Fifteen-year-old Daisy is sent from Manhattan to England to visit her aunt and cousins she’s never met: three boys near her age, and their little sister. Her aunt goes away on business soon after Daisy arrives. The next day bombs go off as London is attacked and occupied by an unnamed enemy.
As power fails, and systems fail, the farm becomes more isolated. Despite the war, it’s a kind of Eden, with no adults in charge and no rules, a place where Daisy’s uncanny bond with her cousins grows into something rare and extraordinary. But the war is everywhere, and Daisy and her cousins must lead each other into a world that is unknown in the scariest, most elemental way.
I’m going to open by saying I’m not really sure how I feel about this book. It’s short and a quick read. Despite the unconventional writing style, I was interested in the story. I think the main thing that bothered me about this book was the consensual incestuous relationship in the book. The sex wasn’t my problem. I just would have preferred the couple to not have been related–and no matter what the authors suggests, both characters were old enough to know their intimate relationship should be avoided.

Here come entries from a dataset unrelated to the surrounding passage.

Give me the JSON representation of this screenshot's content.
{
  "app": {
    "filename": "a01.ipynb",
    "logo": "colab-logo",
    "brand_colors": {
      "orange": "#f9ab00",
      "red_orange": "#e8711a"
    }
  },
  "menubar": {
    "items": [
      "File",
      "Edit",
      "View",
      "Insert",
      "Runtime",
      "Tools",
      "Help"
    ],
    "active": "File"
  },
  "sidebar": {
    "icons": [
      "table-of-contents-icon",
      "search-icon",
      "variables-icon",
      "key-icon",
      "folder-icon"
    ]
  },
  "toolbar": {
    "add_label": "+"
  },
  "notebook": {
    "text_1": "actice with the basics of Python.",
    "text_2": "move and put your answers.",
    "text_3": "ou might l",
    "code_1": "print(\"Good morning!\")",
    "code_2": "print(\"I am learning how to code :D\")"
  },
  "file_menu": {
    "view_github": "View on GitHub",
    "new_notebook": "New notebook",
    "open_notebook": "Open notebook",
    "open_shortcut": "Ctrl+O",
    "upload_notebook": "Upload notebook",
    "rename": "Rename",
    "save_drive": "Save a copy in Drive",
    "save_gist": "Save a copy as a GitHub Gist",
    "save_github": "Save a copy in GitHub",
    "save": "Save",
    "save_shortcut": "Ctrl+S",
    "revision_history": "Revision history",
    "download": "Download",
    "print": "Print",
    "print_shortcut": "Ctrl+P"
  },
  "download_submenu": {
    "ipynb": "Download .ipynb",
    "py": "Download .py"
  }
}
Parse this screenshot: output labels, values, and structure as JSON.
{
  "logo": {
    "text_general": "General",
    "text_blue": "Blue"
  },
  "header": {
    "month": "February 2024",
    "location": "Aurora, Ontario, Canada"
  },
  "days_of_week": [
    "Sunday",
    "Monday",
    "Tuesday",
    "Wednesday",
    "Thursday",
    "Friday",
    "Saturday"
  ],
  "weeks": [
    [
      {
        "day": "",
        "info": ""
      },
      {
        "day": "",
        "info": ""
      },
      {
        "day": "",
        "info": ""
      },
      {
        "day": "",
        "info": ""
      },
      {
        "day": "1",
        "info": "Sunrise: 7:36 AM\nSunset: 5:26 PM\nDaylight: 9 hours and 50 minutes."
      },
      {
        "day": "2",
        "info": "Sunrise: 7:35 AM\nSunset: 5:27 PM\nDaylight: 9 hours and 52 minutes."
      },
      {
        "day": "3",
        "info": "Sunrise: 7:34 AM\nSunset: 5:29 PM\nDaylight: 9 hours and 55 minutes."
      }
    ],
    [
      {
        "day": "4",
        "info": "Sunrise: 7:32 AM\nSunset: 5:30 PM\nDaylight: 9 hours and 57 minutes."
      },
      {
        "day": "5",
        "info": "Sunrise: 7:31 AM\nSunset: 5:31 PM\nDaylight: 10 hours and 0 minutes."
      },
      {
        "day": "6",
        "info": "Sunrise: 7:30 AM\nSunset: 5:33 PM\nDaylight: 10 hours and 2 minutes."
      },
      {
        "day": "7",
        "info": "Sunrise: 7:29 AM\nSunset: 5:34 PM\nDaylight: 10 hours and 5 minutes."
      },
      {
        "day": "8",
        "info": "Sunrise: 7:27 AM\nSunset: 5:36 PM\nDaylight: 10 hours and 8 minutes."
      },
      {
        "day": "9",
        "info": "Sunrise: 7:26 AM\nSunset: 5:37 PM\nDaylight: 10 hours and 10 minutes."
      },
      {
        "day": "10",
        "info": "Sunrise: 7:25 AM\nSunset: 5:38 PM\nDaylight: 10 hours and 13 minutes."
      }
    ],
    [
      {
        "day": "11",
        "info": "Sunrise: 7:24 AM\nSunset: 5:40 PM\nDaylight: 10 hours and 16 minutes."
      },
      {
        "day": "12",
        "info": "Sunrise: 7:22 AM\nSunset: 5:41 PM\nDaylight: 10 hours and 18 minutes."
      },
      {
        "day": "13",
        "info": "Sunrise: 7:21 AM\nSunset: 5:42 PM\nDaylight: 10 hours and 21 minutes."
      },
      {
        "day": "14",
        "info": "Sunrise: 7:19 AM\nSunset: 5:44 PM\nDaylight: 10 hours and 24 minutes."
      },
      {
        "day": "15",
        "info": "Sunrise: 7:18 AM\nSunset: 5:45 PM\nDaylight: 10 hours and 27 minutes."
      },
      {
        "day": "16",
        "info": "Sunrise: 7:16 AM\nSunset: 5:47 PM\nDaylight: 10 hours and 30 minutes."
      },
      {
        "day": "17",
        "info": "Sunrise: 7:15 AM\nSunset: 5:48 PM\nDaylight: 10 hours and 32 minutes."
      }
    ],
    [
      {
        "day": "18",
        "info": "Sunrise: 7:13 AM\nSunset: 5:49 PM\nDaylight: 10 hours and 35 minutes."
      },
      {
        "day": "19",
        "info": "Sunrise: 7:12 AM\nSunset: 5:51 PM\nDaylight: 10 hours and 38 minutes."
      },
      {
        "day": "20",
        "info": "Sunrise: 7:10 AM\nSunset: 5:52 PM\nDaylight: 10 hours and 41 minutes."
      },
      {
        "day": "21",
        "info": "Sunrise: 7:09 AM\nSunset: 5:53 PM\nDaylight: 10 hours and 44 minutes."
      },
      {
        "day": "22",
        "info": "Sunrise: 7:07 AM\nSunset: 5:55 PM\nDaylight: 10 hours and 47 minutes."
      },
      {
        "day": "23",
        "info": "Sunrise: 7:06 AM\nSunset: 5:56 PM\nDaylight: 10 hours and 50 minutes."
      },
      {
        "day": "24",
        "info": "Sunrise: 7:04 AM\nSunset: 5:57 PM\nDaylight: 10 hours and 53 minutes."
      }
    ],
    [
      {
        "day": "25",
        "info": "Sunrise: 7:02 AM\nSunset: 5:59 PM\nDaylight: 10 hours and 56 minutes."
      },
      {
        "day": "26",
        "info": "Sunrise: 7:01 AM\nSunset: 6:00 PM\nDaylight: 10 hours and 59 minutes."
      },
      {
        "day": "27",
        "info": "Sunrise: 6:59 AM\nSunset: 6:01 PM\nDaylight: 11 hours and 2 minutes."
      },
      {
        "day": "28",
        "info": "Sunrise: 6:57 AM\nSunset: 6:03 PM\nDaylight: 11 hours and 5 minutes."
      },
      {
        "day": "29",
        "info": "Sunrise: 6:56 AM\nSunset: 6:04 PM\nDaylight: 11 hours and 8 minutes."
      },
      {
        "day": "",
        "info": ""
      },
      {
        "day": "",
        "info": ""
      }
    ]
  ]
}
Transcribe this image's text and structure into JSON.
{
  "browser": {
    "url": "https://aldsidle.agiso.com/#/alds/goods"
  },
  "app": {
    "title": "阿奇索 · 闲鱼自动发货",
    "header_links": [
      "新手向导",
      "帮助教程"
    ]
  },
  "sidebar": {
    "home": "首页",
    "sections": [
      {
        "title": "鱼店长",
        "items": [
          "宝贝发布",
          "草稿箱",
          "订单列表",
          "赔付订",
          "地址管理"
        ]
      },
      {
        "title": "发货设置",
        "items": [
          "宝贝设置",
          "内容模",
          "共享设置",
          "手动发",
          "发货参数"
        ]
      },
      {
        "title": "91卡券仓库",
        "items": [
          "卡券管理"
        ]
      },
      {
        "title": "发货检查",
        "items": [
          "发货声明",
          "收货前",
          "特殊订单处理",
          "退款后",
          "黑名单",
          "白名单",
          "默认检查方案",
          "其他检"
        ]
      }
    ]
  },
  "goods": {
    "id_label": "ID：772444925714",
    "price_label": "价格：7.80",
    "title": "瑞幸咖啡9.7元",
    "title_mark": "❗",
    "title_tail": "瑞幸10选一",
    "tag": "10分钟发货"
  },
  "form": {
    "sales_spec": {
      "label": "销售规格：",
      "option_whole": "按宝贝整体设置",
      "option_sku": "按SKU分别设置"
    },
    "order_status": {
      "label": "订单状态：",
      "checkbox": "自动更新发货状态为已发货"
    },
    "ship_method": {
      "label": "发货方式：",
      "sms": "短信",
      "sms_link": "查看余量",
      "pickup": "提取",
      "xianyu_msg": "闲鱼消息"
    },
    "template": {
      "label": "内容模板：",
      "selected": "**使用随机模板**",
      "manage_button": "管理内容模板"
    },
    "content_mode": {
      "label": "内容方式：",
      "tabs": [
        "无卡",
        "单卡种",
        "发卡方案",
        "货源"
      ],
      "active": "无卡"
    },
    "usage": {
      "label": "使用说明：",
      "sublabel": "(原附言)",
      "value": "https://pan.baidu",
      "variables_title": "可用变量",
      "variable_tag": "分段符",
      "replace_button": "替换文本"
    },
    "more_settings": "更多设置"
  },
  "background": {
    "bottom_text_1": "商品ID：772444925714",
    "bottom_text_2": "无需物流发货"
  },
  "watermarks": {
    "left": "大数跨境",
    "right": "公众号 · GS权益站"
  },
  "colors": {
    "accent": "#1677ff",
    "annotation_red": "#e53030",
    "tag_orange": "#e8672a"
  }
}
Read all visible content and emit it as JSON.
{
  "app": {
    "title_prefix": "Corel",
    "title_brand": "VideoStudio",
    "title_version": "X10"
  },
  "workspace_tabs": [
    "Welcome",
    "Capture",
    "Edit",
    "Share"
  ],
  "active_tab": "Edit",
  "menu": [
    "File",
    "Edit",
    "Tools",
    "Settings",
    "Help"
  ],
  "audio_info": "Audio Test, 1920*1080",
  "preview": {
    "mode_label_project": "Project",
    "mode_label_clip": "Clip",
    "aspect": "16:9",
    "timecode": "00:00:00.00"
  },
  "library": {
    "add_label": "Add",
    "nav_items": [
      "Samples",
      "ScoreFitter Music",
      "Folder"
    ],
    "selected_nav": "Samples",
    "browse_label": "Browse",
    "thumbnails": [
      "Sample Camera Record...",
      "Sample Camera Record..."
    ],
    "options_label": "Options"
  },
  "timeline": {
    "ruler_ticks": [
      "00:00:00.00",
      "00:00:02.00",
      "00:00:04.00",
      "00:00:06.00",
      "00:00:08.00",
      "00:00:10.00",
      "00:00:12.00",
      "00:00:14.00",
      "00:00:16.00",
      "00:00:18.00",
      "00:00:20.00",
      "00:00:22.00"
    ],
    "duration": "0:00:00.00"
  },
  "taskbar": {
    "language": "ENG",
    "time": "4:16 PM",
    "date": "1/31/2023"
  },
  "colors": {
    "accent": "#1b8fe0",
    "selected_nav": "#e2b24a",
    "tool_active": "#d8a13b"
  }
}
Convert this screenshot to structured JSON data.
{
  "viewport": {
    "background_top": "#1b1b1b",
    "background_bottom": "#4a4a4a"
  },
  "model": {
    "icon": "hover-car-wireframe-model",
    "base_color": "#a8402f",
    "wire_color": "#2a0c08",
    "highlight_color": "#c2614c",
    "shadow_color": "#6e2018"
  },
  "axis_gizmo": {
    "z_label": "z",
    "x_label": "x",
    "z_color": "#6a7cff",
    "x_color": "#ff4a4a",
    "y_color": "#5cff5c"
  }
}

The book doesn’t focus on the relationship the teens are involved in, that’s just one element in the story. Daisy is, probably what is considered, an anorexic. The kids are forced to survive on their own. The main focus was the war and how it affected the lives of all those involved. It’s told in Daisy’s point of view, so you only find out what happens to some of the characters at the end of the book. Everyone starves, and everyone has to find their own coping mechanisms to survive the war–even after the war ends.
This book could have been more powerful. But it was an interesting mix of what past wars were like, coupled with what those wars would be like in modern times. It was an interesting world that Rosoff created. I read through it all quickly, compelled to learn more to see what happened next, but I wanted it to be more. And I think why it didn’t have the impact it could have was because Rosoff was trying to address too many issues at once–living alone without parents, incest, starvation, anorexia, family relationships, death, war and terrorism. That’s a lot to chew.